The script from Steven Knight takes a minute to get going, but once Weldon meets Sitting Bull, the movie comes alive, largely thanks to Greyeyes and his palpable chemistry with Chastain. But as the film strays from their odd couple interactions and into heavy-handed history lesson territory, it becomes harder and harder to stomach. It’s not that Sitting Bull’s story isn’t an important one. The plight of Native Americans in this country’s sordid, fucked-up history is always relevant and worth exploring onscreen. It’s just that this film is barely historically accurate and positions its narrative less about the Sioux and the treaty talks that led to Wounded Knee and far more about Weldon and what it means to be a good ally.
That throughline makes perfect sense for Chastain to be excited by. In today’s Hollywood landscape, it’s clear she takes being an ally very seriously, so the film itself doesn’t suffer from quite the same “white savior” complex many of its ilk tend to. It’s just that, well, this type of story is just not that interesting. No matter how delicately composed the end result is, any movie that positions a white protagonist at the center of a story of a marginalized people is still ultimately going to be self-congratulatory bullshit designed to make liberal moviegoers feel better about themselves.
And that’s a real shame! Because everyone in this movie does a great job with their piece of the puzzle.
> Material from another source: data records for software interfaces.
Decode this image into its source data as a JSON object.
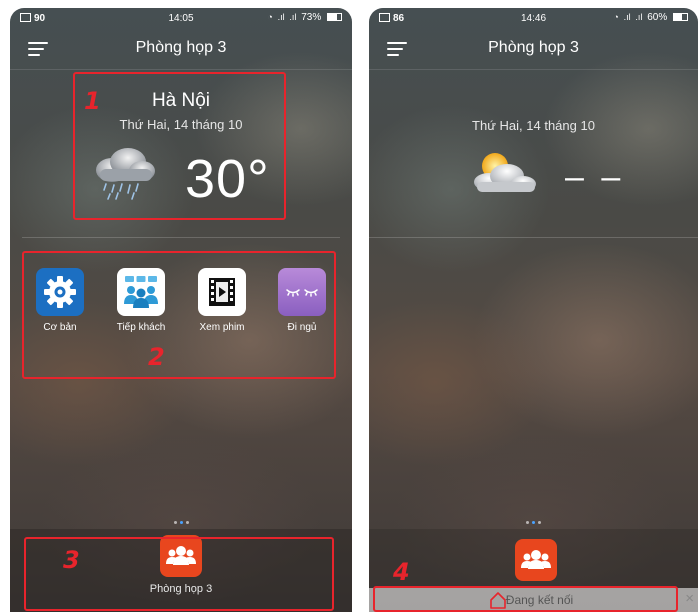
{
  "left_screen": {
    "status_bar": {
      "notification": "90",
      "time": "14:05",
      "battery": "73%",
      "battery_level": 0.73
    },
    "header": {
      "title": "Phòng họp 3",
      "menu_icon": "hamburger-menu-icon"
    },
    "weather": {
      "city": "Hà Nội",
      "date": "Thứ Hai, 14 tháng 10",
      "temperature": "30°",
      "icon": "rain-cloud-icon"
    },
    "shortcuts": [
      {
        "label": "Cơ bản",
        "icon": "gear-icon",
        "color": "#1c6fc2"
      },
      {
        "label": "Tiếp khách",
        "icon": "group-meeting-icon",
        "color": "#ffffff"
      },
      {
        "label": "Xem phim",
        "icon": "film-icon",
        "color": "#ffffff"
      },
      {
        "label": "Đi ngủ",
        "icon": "sleep-eyes-icon",
        "color": "#9b6fc7"
      }
    ],
    "dock": {
      "room_label": "Phòng họp 3",
      "room_icon": "people-group-icon",
      "room_color": "#e8461e"
    }
  },
  "right_screen": {
    "status_bar": {
      "notification": "86",
      "time": "14:46",
      "battery": "60%",
      "battery_level": 0.6
    },
    "header": {
      "title": "Phòng họp 3",
      "menu_icon": "hamburger-menu-icon"
    },
    "weather": {
      "date": "Thứ Hai, 14 tháng 10",
      "temperature": "– –",
      "icon": "sun-cloud-icon"
    },
    "dock": {
      "room_icon": "people-group-icon",
      "room_color": "#e8461e"
    },
    "connection_strip": {
      "text": "Đang kết nối",
      "icon": "home-outline-icon",
      "close": "×"
    }
  },
  "annotations": {
    "color": "#e8242c",
    "labels": [
      "1",
      "2",
      "3",
      "4"
    ]
  }
}
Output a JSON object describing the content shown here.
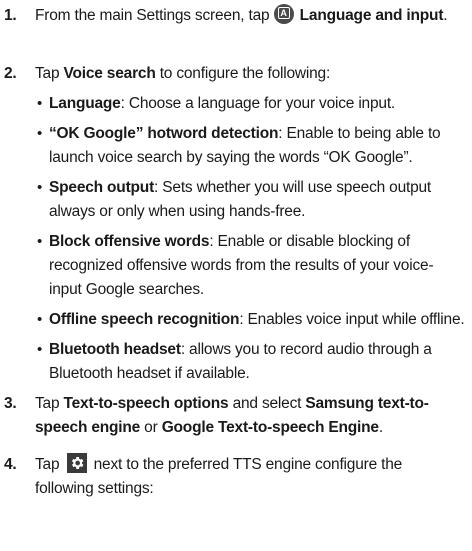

White frames the vistas of the countryside with grace and Greyeyes is far and away the most charming and effective performance of 2018 thus far, but that performance is sullied by being trapped inside a movie so otherwise dull and unsurprising.
This reviewer was mostly joking earlier about the mumblecore romance, but honestly, even that would be a preferable cinematic experience to another in a long line of repetitive awards-bait flicks about how sad white people get when they interact with things non-whites deal with all the time. Why are we still making movies like this?